Work instructions:
Where a line of the data below has the string "kind", copy that line.

*** Information shown ***

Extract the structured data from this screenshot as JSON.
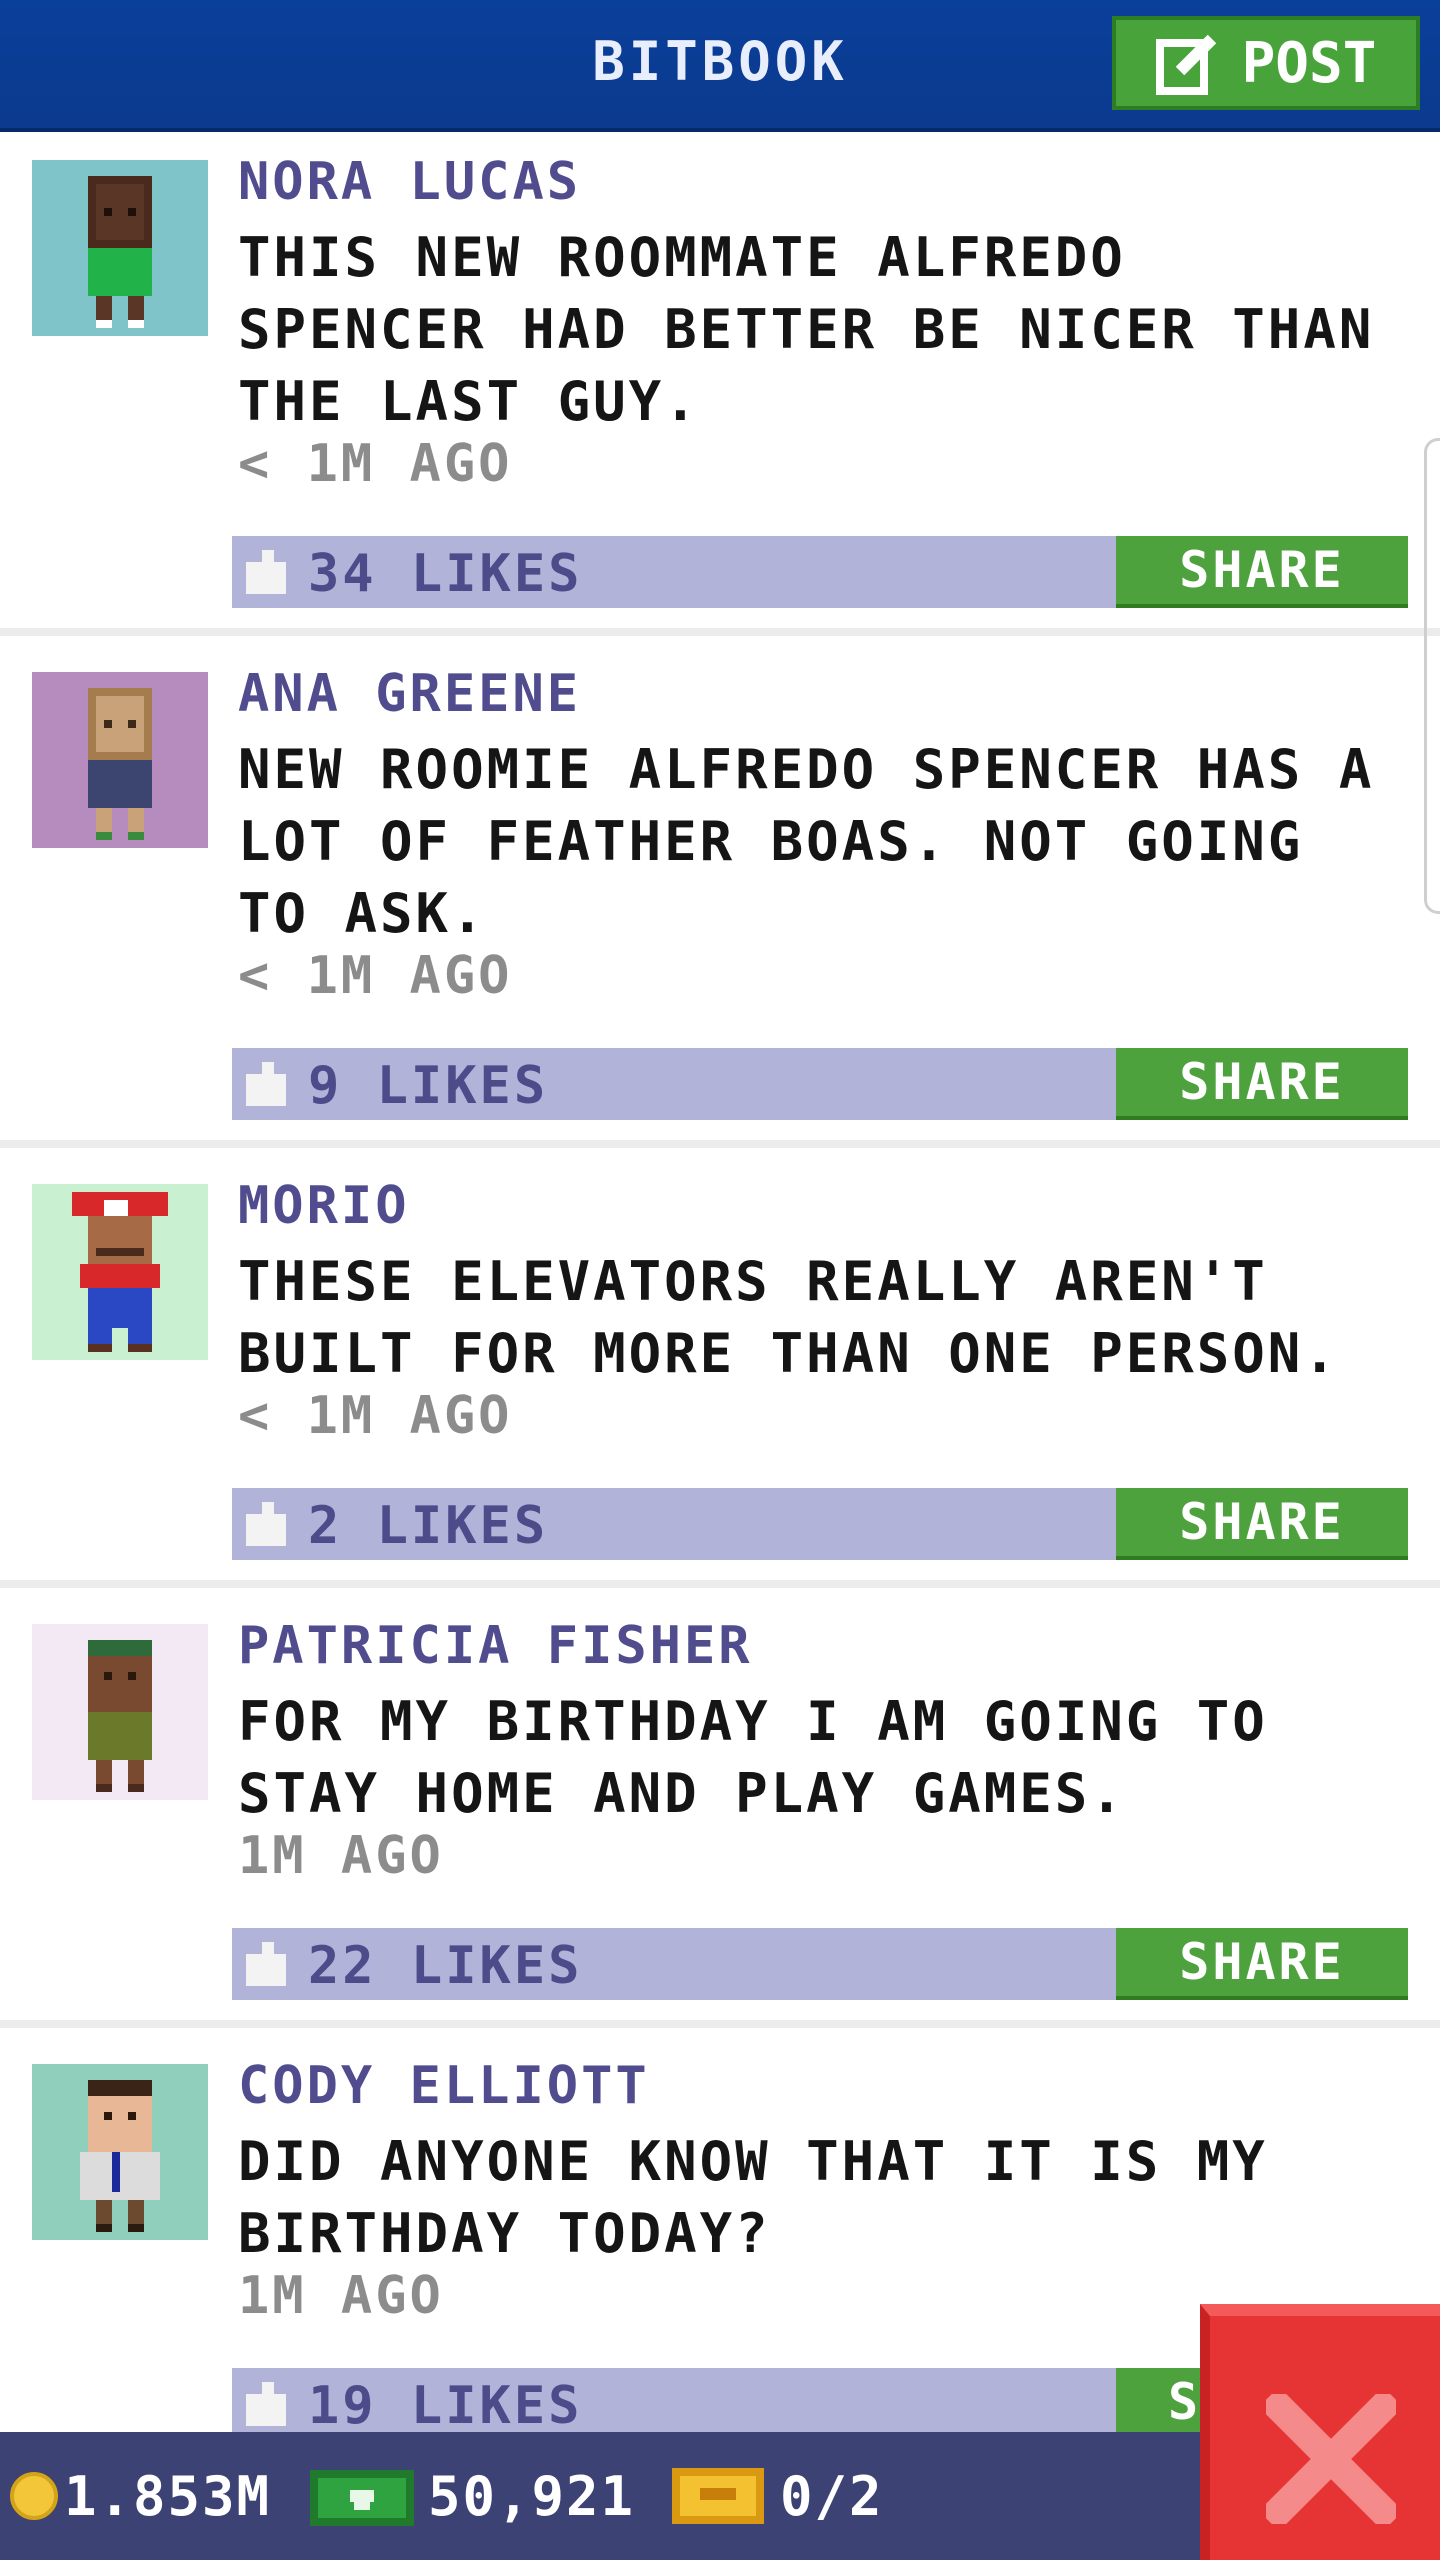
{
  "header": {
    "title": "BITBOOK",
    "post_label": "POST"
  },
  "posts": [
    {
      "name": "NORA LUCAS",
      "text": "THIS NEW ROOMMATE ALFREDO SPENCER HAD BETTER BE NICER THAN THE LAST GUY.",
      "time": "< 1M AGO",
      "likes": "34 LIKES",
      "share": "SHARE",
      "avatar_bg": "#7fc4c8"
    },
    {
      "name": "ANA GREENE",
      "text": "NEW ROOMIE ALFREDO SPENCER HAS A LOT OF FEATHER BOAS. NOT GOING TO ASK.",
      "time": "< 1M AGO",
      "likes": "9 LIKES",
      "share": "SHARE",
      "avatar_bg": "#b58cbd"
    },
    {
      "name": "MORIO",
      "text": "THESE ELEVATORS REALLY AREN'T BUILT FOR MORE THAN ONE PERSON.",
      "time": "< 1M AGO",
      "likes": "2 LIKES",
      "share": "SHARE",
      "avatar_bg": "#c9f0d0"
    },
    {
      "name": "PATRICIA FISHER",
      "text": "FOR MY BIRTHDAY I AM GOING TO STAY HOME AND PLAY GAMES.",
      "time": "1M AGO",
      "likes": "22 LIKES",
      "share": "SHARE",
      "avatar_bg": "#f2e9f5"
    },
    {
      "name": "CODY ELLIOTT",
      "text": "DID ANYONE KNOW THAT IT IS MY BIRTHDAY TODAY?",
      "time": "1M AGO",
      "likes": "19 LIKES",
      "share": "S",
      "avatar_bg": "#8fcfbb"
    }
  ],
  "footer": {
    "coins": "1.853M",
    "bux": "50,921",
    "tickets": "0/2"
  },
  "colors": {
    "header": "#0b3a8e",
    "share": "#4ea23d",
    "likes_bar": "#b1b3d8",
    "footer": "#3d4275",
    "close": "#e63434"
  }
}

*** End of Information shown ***
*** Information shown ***

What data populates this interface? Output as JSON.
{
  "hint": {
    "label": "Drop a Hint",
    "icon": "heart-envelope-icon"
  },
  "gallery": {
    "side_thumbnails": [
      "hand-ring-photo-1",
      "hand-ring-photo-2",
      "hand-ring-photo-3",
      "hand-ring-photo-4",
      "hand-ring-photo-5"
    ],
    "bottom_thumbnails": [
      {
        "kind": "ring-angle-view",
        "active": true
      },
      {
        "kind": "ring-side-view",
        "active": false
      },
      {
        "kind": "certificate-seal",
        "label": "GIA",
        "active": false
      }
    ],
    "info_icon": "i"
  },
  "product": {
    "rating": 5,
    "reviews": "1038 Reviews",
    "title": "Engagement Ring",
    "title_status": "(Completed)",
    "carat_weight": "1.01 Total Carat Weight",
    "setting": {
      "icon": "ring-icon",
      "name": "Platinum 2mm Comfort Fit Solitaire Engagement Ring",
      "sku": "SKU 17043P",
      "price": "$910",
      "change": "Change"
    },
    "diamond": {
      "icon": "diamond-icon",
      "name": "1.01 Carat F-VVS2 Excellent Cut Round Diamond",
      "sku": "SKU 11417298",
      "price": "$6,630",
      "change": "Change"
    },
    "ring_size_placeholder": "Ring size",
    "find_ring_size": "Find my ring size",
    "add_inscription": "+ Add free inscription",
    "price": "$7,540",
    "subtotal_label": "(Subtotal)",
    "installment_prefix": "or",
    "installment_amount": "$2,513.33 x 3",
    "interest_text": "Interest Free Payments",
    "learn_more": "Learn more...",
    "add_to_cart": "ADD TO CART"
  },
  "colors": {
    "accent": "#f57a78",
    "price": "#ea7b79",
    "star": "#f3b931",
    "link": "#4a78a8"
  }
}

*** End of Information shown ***

Response for this exercise:
        "kind": "ring-angle-view",
        "kind": "ring-side-view",
        "kind": "certificate-seal",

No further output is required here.